March 8, 2008

exhibition-receiver.jpg

As mentioned in a previous post, radio had developed a system where programs were sponsored by advertisers. Consumers could express their gratitude by buying the product of the sponsor; thus keep the program on air.
This system proved so successful that the majority of the programs were created by the advertisers/advertising agencies. While advertisers controlled content, broadcasters provided the equipment and the knowledge for broadcasting.

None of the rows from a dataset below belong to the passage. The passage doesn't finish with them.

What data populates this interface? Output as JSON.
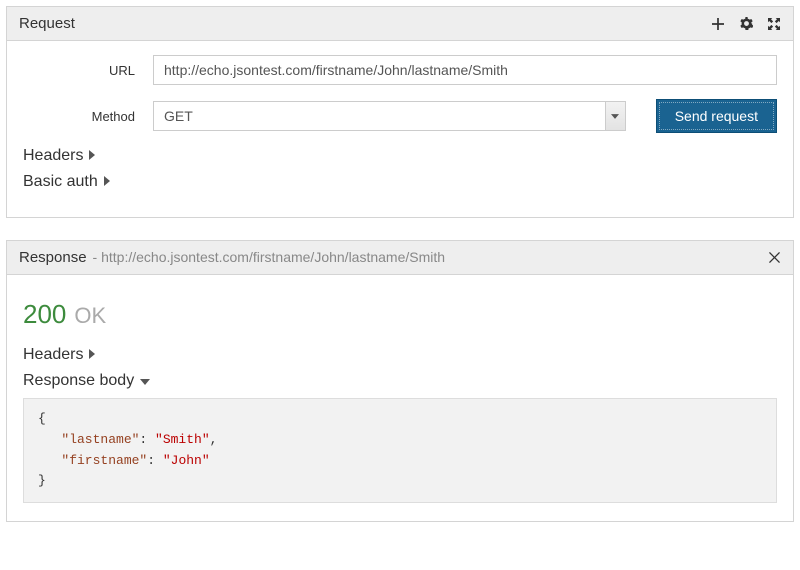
{
  "request": {
    "title": "Request",
    "url_label": "URL",
    "url_value": "http://echo.jsontest.com/firstname/John/lastname/Smith",
    "method_label": "Method",
    "method_value": "GET",
    "send_label": "Send request",
    "headers_label": "Headers",
    "basic_auth_label": "Basic auth"
  },
  "response": {
    "title": "Response",
    "url": "http://echo.jsontest.com/firstname/John/lastname/Smith",
    "status_code": "200",
    "status_text": "OK",
    "headers_label": "Headers",
    "body_label": "Response body",
    "body": {
      "key1": "\"lastname\"",
      "val1": "\"Smith\"",
      "key2": "\"firstname\"",
      "val2": "\"John\""
    }
  },
  "glyphs": {
    "brace_open": "{",
    "brace_close": "}",
    "colon": ": ",
    "comma": ",",
    "dash": " - "
  }
}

When it came to television, nobody had a clue how it should be work. It was a new medium with no proven track record, no research, and no guidelines. Advertisers, who were very satisfied with their place in radio, baulked at venturing into television.
The only other people left who had the knowledge and money to enter this new medium were the radio broadcasters themselves (broadcasters such as NBC and ABC).

It was now up to the broadcasters to convince advertisers to join them, and that’s what they tried to do for the majority of 1939 – 1941. Many advertisers were curious, but still feared the uncertainty.

Then America entered the war… their society slowed to halt as all efforts were focused on helping the war.

Post-World War 2 saw a shift in ideology. Advertisers were asked to do their part help increase consumption. Without a doubt, this helped convince advertisers that they should try television as a new means of advertising.
Moreover, NBC announced in 1944 that their television network would function exactly as their radio network (sponsorship of programs).
The message was clear; Television can offer advertisers all the advantages they had heard about, and at the same time it is as reliable as radio.

It worked! More advertisers moved into television, and the medium prospered.

It is no wonder then that the techniques of radio advertising such as the jingle can be found in television.
Early television was run by radio men, working within the same system.

Further Reading:
Schwoch, J. (1990) ‘Selling the sight/site of sound: Broadcast advertising and the transition from radio to television’ in Cinema Journal, Vol. 30, No. 1 (Autumn, 1990), Pg. 55-66.
Taylor, T. D. (2003) ‘Music and advertising in early radio’ in ECHO, Vol. 5, Issue 2 (Fall 2003).